§ What the task requires
Provide the number of lines below that include "right", without any other words.

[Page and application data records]
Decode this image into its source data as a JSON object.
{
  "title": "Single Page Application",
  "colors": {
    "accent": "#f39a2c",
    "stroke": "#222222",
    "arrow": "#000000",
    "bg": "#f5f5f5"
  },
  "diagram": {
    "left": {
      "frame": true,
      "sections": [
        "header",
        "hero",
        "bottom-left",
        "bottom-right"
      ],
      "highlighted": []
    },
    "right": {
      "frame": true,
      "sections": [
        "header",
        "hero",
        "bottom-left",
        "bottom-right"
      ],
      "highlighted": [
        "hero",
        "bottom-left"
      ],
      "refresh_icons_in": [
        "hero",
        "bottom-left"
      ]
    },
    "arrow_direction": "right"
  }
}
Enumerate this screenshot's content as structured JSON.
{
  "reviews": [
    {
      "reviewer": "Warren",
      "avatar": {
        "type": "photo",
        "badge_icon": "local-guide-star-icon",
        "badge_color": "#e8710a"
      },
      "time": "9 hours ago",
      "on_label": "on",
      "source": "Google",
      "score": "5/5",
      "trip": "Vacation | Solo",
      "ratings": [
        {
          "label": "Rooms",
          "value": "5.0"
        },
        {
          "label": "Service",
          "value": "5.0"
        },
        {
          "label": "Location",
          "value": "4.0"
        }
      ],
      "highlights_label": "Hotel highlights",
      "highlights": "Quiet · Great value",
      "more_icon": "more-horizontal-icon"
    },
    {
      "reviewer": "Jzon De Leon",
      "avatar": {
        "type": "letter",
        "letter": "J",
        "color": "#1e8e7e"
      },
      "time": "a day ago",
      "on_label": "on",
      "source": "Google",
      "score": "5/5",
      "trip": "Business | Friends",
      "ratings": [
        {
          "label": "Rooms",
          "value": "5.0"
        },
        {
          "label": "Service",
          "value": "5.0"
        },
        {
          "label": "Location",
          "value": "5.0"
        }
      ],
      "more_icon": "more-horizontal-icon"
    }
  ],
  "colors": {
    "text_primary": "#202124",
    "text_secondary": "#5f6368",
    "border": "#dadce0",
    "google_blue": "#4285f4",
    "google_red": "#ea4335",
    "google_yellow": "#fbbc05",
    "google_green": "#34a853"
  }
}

§ Task result
4